Dianat, Seyed Saeid MD*; Rancier Ruiz, Ramiro M. MD; Bonekamp, David MD, PhD*; Carter, H. Ballentine MD; Macura, Katarzyna J. MD, PhD*‡

Journal of Computer Assisted Tomography: July/August 2013 - Volume 37 - Issue 4 - p 589–595
doi: 10.1097/RCT.0b013e318296af5f
Abdominal Imaging

Objective: The objective of this study was to investigate impact of prostate volume variations on prostate-specific antigen density (PSAD) and patient eligibility for active surveillance (AS).

Methods: Prostate volume and PSAD were calculated for 46 patients with prostate cancer in AS who underwent prostate magnetic resonance imaging and transrectal ultrasound (TRUS). Manual method and 2 semiautomated methods for prostate segmentation (3D-SLICER and OsiriX) were used for MR volumetry.

Results: Magnetic resonance volumetric methods showed very good agreement (intraclass correlation coefficient, 0.98). The concordance correlation coefficient was higher among MR volumetry methods (0.971–0.998) than between TRUS and MR volumetry (0.849–0.863). The variation in PSAD estimated by TRUS versus magnetic resonance imaging was higher in large prostates (r = 0.327, P = 0.027). Transrectal ultrasonography volumetry may improperly classify 20% of patients as eligible for AS with PSAD greater than 0.15 threshold.

Conclusions: Although clinically used TRUS reliably estimates PSAD, it may misclassify some patients who are not eligible for AS based on PSAD criteria.
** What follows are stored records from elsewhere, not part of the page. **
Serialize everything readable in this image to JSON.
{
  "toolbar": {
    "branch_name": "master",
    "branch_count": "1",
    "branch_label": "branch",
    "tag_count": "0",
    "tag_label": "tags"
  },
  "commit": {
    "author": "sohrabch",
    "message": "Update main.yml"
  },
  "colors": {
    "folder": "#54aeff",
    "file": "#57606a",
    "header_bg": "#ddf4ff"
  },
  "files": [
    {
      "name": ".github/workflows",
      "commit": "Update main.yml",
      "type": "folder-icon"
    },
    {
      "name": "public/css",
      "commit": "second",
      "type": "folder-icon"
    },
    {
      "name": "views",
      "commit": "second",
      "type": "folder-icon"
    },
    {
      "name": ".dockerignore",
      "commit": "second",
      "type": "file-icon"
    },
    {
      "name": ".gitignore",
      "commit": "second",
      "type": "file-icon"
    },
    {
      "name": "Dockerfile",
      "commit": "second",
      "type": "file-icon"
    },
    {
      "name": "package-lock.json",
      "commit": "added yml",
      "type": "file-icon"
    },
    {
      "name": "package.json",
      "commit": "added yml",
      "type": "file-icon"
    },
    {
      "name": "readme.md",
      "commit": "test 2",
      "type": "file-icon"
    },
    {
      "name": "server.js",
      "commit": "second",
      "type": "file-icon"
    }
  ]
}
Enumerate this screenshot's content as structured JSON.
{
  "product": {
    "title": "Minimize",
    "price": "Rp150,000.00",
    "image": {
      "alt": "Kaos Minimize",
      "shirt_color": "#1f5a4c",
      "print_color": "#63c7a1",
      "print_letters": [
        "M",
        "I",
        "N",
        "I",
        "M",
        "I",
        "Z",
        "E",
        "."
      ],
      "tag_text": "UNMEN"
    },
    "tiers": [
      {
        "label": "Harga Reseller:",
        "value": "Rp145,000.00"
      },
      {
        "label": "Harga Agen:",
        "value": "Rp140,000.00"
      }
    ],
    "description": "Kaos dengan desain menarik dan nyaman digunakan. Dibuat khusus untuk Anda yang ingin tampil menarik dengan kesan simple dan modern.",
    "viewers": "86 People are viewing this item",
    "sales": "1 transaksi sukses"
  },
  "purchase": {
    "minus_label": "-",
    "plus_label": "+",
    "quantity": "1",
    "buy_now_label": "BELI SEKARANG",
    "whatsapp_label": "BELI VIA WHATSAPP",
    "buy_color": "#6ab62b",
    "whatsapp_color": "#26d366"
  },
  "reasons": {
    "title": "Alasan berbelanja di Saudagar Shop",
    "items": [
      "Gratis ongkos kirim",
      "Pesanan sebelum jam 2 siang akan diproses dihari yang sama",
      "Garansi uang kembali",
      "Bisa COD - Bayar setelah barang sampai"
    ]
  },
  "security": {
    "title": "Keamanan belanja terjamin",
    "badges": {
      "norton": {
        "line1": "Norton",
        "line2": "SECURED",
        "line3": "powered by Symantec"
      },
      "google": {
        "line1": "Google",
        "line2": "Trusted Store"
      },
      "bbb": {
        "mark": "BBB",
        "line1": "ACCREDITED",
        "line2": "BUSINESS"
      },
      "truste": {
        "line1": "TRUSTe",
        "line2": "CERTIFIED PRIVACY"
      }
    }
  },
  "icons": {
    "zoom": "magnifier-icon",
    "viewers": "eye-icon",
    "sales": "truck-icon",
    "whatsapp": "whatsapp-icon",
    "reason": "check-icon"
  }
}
Magnetic resonance–based volumetry should be considered for a more reliable PSAD calculation.

From the * The Russell H. Morgan Department of Radiology Radiological Science, The Johns Hopkins University, Baltimore, MD; Department of Internal Medicine, Jacobi Medical Center, New York, NY; and The James Buchanan Brady Urological Institute, The Johns Hopkins University, Baltimore, MD.

Received for publication February 7, 2013; accepted April 10, 2013.

Reprints: Katarzyna J. Macura, MD, PhD, The Russell H. Morgan Department of Radiology and Radiological Science, The Johns Hopkins University, 601 N Caroline St, JHOC 3140C, Baltimore, MD 21287 (e-mail: kmacura@jhmi.edu).

The authors declare that they have no conflicts of interest.

This work was supported by the Prostate Cancer Foundation (to Dr Carter).

Dr Macura received research funding from Siemens AG.

© 2013 by Lippincott Williams & Wilkins